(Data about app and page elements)
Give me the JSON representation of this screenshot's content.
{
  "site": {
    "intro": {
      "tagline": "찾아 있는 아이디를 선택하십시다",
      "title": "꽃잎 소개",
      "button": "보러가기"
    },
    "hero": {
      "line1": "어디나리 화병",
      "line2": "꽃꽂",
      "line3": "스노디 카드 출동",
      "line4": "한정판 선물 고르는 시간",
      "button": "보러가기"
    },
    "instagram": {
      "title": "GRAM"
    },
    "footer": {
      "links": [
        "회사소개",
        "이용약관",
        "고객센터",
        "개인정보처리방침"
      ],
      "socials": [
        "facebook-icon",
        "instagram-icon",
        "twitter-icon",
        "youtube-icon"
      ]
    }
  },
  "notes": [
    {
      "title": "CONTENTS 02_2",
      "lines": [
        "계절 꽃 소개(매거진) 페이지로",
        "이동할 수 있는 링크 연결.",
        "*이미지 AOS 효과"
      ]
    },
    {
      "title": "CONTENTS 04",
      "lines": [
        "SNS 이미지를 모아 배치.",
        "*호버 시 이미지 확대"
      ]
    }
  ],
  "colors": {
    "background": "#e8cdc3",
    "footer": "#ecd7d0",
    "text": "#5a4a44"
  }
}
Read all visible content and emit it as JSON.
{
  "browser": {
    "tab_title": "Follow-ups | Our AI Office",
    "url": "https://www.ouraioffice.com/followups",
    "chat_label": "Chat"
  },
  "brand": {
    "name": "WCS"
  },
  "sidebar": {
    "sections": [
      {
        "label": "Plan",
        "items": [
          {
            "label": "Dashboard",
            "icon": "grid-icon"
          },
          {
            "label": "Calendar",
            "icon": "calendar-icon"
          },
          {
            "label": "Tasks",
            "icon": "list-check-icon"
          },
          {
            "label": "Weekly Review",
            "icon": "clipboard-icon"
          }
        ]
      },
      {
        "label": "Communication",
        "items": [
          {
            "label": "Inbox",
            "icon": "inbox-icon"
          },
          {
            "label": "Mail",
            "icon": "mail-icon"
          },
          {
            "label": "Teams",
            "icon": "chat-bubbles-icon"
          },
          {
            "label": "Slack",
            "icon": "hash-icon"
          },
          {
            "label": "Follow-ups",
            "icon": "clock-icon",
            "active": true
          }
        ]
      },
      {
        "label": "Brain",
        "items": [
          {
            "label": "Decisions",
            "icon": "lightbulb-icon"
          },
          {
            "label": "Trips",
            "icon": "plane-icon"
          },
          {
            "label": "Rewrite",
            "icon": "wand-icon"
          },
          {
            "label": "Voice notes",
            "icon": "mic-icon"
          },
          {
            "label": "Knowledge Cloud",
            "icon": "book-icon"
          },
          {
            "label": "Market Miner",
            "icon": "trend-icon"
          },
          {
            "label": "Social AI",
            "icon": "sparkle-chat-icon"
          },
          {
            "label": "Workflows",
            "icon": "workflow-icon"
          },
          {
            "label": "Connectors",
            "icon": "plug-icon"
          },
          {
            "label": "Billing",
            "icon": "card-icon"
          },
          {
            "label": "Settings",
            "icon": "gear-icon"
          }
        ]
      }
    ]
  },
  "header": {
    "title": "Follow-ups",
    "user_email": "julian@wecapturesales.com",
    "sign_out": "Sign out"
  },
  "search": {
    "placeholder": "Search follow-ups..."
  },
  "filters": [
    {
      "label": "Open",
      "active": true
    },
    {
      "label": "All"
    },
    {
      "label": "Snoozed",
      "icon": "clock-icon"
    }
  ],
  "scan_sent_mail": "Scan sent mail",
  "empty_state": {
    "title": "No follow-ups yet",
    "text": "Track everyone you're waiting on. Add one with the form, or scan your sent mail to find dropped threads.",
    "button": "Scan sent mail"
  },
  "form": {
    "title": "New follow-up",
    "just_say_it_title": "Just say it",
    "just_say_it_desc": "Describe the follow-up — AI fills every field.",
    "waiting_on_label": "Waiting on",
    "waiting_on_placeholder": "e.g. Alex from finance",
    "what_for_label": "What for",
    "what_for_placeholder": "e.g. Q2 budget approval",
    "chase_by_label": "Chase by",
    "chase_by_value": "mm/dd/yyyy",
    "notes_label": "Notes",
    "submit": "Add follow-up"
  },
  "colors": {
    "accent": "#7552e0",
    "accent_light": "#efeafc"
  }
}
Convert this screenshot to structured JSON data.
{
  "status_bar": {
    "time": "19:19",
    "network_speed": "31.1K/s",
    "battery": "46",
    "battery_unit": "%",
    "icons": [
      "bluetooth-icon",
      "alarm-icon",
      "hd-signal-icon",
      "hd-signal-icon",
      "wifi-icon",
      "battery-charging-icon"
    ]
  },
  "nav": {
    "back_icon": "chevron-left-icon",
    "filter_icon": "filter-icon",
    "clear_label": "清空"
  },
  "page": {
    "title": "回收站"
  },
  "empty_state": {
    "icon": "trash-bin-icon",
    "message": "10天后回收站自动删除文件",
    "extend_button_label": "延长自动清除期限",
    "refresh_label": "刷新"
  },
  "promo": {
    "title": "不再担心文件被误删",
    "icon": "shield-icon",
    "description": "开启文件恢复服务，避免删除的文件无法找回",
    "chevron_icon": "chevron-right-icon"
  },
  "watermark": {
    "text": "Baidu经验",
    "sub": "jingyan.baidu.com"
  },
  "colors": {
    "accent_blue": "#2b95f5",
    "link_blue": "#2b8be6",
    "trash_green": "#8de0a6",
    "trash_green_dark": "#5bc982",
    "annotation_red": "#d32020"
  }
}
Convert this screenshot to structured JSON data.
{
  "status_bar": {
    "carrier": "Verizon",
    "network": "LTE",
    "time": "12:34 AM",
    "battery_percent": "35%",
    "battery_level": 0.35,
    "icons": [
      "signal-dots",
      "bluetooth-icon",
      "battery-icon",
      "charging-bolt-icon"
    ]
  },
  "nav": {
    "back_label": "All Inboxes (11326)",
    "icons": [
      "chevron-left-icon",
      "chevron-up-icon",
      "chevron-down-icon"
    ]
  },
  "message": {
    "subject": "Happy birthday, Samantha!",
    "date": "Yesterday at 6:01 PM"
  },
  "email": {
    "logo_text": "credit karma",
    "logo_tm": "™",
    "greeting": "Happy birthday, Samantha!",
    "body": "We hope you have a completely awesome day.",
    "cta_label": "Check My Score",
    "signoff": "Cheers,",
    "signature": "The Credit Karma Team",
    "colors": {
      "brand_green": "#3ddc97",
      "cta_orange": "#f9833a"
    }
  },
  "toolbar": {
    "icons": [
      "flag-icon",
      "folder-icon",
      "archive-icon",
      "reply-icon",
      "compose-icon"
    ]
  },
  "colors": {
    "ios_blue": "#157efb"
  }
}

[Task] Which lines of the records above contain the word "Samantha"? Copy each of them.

[Response area]
    "subject": "Happy birthday, Samantha!",
    "greeting": "Happy birthday, Samantha!",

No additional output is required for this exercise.